> [TASK BRIEF] Write out the records beneath this line exactly as they appear, minus any images.

(Stored data entries)

--

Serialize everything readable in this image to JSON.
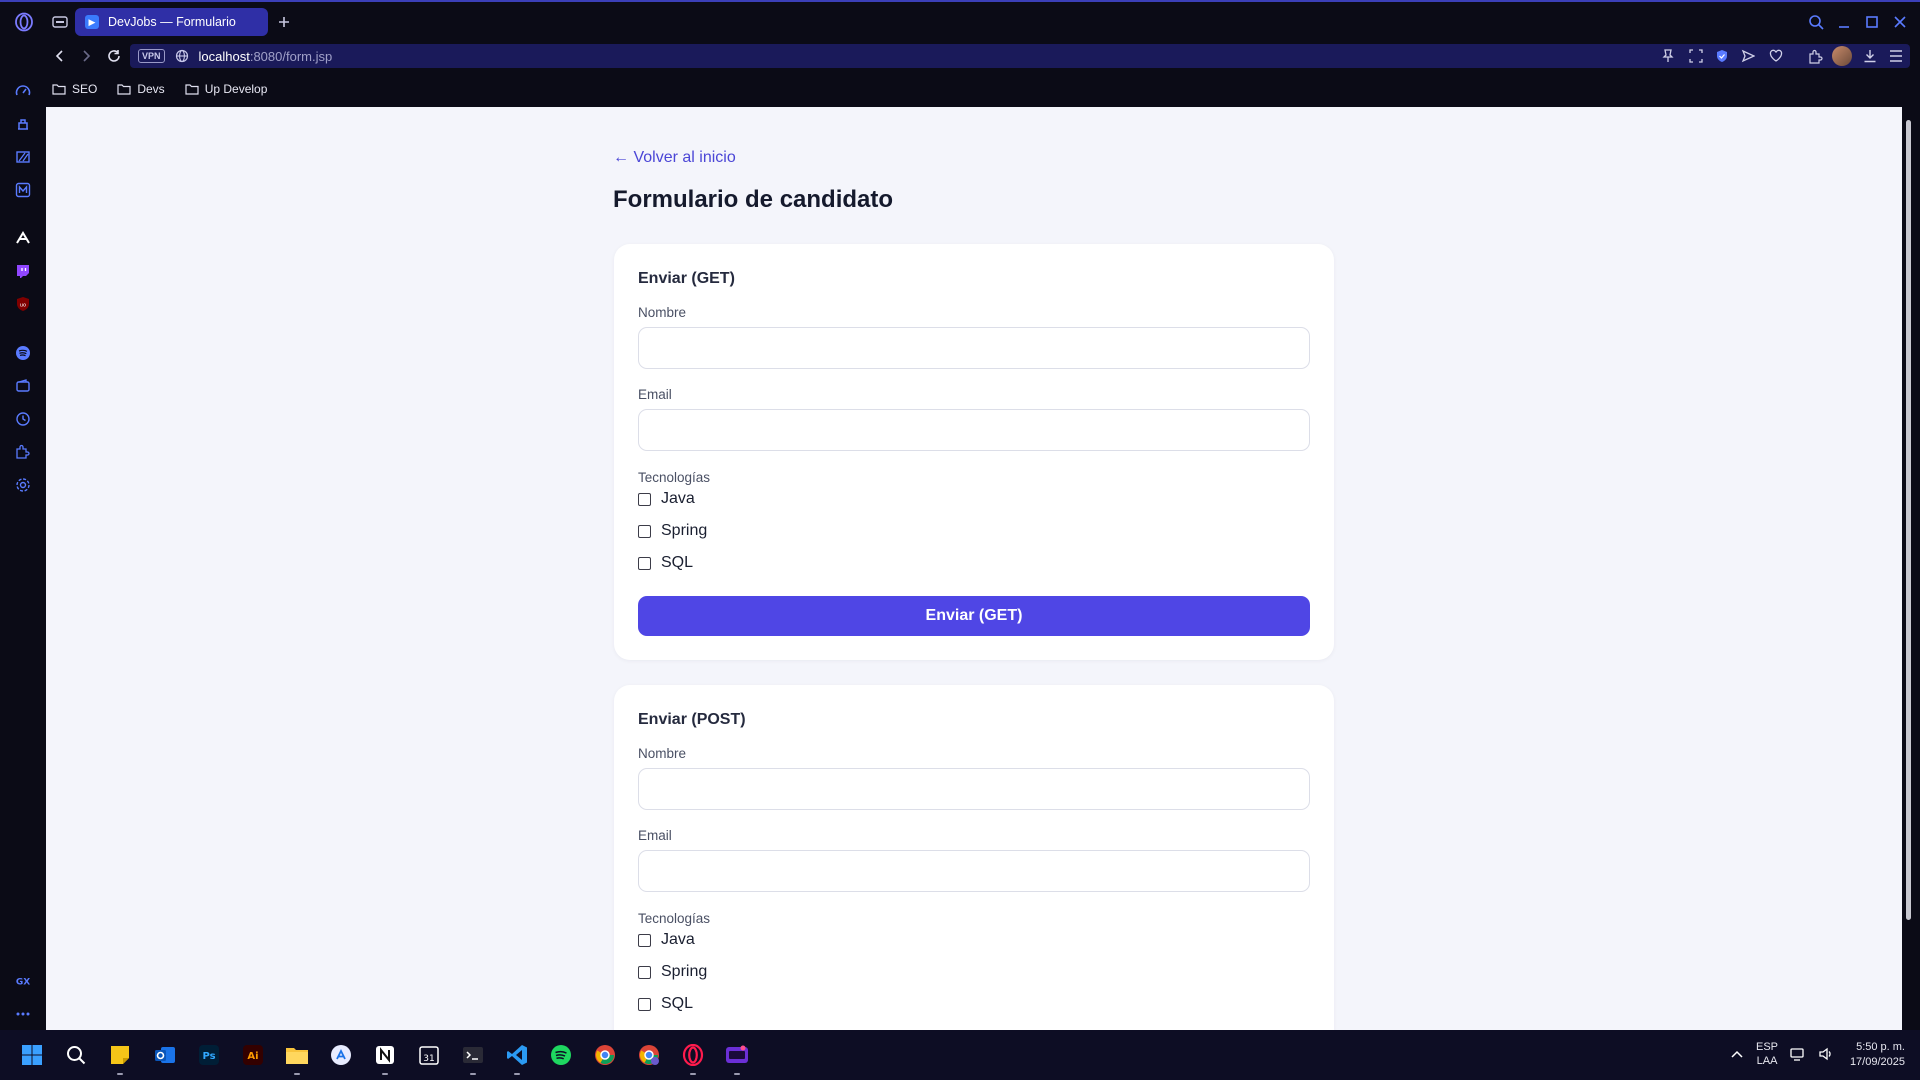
{
  "browser": {
    "tab_title": "DevJobs — Formulario",
    "tab_favicon": "devjobs-favicon",
    "url_host": "localhost",
    "url_rest": ":8080/form.jsp",
    "vpn_label": "VPN",
    "bookmarks": [
      {
        "label": "SEO",
        "icon": "folder-icon"
      },
      {
        "label": "Devs",
        "icon": "folder-icon"
      },
      {
        "label": "Up Develop",
        "icon": "folder-icon"
      }
    ],
    "accent": "#2f2fa6"
  },
  "page": {
    "back_link": "← Volver al inicio",
    "title": "Formulario de candidato",
    "accent_color": "#4f46e5",
    "forms": [
      {
        "heading": "Enviar (GET)",
        "name_label": "Nombre",
        "name_value": "",
        "email_label": "Email",
        "email_value": "",
        "tech_label": "Tecnologías",
        "options": [
          "Java",
          "Spring",
          "SQL"
        ],
        "checked": [
          false,
          false,
          false
        ],
        "submit_label": "Enviar (GET)"
      },
      {
        "heading": "Enviar (POST)",
        "name_label": "Nombre",
        "name_value": "",
        "email_label": "Email",
        "email_value": "",
        "tech_label": "Tecnologías",
        "options": [
          "Java",
          "Spring",
          "SQL"
        ],
        "checked": [
          false,
          false,
          false
        ]
      }
    ]
  },
  "taskbar": {
    "language": "ESP",
    "layout": "LAA",
    "time": "5:50 p. m.",
    "date": "17/09/2025"
  }
}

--

> [RESPONSE TO THIS TASK]
Serialize everything readable in this image to JSON.
{
  "browser": {
    "tab_title": "DevJobs — Formulario",
    "tab_favicon": "devjobs-favicon",
    "url_host": "localhost",
    "url_rest": ":8080/form.jsp",
    "vpn_label": "VPN",
    "bookmarks": [
      {
        "label": "SEO",
        "icon": "folder-icon"
      },
      {
        "label": "Devs",
        "icon": "folder-icon"
      },
      {
        "label": "Up Develop",
        "icon": "folder-icon"
      }
    ],
    "accent": "#2f2fa6"
  },
  "page": {
    "back_link": "← Volver al inicio",
    "title": "Formulario de candidato",
    "accent_color": "#4f46e5",
    "forms": [
      {
        "heading": "Enviar (GET)",
        "name_label": "Nombre",
        "name_value": "",
        "email_label": "Email",
        "email_value": "",
        "tech_label": "Tecnologías",
        "options": [
          "Java",
          "Spring",
          "SQL"
        ],
        "checked": [
          false,
          false,
          false
        ],
        "submit_label": "Enviar (GET)"
      },
      {
        "heading": "Enviar (POST)",
        "name_label": "Nombre",
        "name_value": "",
        "email_label": "Email",
        "email_value": "",
        "tech_label": "Tecnologías",
        "options": [
          "Java",
          "Spring",
          "SQL"
        ],
        "checked": [
          false,
          false,
          false
        ]
      }
    ]
  },
  "taskbar": {
    "language": "ESP",
    "layout": "LAA",
    "time": "5:50 p. m.",
    "date": "17/09/2025"
  }
}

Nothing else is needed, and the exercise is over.